    Sorry for the deluge of information. No worries if you don’t have time to answer my gardening questionnaire. I didn’t expect to be this long winded- who am I kidding? You should charge some sort of hourly rate to answer all of this. My sister hired some sort of landscaping architect that did all of this for her and he charged quite a bit. I would be happy to send you some freshly made, all organic strawberry jam or some My Little Ponies and Barbie clothes that I just found in my parents basement for Pie Near Woman. Imagine Tia Juana riding a magical pony with rainbow hair. Actually I would be happy to send you the ponies & clothes either way.

    But I just thought that it might be better to approach this project differently, by getting information first, rather than my normal trial and error method of gardening. Vegetable plants and seeds are much less costly than buying perennial and annuals.
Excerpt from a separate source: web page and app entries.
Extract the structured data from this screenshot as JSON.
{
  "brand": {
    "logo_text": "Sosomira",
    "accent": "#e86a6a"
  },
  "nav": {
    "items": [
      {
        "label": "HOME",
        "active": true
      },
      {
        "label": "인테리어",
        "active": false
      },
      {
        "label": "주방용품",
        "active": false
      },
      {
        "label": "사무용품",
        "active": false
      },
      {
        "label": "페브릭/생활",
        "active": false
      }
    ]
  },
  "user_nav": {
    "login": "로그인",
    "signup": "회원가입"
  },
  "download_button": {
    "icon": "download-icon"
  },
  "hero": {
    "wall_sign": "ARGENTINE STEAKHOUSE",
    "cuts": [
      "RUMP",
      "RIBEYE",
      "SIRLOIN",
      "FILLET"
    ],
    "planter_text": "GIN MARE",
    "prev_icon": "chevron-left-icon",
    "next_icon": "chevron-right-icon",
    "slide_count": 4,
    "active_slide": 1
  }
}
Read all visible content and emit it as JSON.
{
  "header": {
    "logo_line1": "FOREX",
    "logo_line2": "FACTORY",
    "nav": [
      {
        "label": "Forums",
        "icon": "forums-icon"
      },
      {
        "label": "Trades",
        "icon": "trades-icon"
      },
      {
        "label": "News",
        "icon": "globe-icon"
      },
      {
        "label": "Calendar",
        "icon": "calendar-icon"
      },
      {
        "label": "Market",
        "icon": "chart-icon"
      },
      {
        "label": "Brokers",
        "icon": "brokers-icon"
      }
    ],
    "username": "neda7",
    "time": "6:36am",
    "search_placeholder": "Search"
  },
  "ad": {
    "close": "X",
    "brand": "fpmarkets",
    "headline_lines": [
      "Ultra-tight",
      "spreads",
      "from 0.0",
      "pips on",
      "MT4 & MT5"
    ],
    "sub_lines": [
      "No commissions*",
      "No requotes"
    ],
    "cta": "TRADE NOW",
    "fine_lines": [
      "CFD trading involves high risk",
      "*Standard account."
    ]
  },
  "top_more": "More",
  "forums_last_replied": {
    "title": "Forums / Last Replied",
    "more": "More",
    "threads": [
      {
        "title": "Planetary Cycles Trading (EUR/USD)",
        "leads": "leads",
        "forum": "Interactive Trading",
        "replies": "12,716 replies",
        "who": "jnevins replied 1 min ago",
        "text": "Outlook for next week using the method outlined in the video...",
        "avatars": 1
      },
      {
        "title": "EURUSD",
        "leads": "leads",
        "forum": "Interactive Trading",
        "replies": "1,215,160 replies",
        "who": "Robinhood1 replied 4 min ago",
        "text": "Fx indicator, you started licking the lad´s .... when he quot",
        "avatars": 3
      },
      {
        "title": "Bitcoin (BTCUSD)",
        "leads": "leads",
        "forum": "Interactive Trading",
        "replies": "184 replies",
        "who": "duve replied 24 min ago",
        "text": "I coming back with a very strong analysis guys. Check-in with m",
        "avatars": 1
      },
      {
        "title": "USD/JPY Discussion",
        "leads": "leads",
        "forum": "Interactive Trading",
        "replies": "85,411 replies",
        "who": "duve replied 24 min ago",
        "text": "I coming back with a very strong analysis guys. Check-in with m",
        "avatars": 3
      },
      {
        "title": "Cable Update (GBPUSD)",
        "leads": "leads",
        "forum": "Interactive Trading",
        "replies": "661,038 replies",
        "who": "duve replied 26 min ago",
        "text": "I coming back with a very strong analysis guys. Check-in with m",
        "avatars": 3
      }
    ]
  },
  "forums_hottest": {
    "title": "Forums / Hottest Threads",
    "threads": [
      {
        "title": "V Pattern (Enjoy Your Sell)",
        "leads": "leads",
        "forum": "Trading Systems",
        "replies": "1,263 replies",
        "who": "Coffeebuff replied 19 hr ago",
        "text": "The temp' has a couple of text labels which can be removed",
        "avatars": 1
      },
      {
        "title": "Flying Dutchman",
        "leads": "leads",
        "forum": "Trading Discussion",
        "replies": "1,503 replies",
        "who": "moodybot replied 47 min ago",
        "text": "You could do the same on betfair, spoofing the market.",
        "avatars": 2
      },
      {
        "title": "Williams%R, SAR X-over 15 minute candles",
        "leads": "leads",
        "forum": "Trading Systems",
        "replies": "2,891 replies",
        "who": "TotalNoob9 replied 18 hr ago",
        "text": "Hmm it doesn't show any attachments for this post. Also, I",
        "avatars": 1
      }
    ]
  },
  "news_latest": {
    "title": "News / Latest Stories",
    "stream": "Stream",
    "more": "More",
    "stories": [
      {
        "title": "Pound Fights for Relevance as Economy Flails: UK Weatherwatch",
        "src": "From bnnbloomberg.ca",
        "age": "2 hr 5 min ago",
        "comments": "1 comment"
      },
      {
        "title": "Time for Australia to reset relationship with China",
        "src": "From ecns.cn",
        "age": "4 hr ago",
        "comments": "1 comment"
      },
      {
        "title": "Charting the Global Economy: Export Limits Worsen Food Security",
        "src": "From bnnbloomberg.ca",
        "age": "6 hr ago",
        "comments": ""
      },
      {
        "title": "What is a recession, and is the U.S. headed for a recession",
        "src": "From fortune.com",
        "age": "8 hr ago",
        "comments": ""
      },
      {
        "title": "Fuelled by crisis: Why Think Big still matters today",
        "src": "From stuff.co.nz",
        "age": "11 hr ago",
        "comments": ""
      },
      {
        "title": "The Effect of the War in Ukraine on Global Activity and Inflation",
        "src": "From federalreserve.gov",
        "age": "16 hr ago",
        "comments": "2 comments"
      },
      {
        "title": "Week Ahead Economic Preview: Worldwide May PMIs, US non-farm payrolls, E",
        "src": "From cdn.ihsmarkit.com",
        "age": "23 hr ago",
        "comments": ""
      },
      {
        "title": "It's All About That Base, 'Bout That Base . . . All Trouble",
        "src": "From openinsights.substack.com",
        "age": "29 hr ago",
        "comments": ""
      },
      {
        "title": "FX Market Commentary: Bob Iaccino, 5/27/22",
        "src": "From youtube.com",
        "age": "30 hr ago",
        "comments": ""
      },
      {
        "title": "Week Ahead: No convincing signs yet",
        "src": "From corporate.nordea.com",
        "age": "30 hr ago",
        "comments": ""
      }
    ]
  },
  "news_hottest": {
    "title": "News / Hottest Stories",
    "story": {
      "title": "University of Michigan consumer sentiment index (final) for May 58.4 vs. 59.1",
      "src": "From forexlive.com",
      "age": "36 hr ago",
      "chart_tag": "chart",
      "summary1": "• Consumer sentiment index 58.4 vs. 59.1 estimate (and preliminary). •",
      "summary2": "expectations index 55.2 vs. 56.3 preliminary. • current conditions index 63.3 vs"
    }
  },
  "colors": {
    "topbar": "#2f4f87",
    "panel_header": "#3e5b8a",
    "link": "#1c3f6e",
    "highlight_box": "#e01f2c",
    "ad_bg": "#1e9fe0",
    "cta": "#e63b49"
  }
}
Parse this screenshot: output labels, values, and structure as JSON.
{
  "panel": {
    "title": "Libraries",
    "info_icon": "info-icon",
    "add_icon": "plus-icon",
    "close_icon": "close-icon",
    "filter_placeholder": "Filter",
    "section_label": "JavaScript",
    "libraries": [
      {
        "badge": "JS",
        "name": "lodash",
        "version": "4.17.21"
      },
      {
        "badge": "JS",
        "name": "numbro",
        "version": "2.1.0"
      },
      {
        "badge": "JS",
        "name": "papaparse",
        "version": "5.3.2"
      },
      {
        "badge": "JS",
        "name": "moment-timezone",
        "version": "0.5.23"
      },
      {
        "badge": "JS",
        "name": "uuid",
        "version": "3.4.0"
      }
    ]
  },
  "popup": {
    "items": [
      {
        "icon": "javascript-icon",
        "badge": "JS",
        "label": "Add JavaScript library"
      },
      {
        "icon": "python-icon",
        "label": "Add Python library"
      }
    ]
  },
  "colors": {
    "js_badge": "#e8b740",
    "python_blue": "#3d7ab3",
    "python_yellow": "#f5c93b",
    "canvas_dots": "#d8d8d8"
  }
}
Also I don’t mind planting a mixture of both, but I tend to be lazy when it comes to flowers and the such because most of my time is spent in the vegetable garden.

    Also I am wondering if I am too late to start any of this and would it be better to do all this planting next year or in the fall?

  • poppy:

    I don’t know whether or not you’re into Indian food, but palak paneer uses a crap-ton of spinach. I would bathe in it if I could,

  • Trudy:

    I love a spinach and feta omelette….the saltiness of the feta with the spinach is just amazing.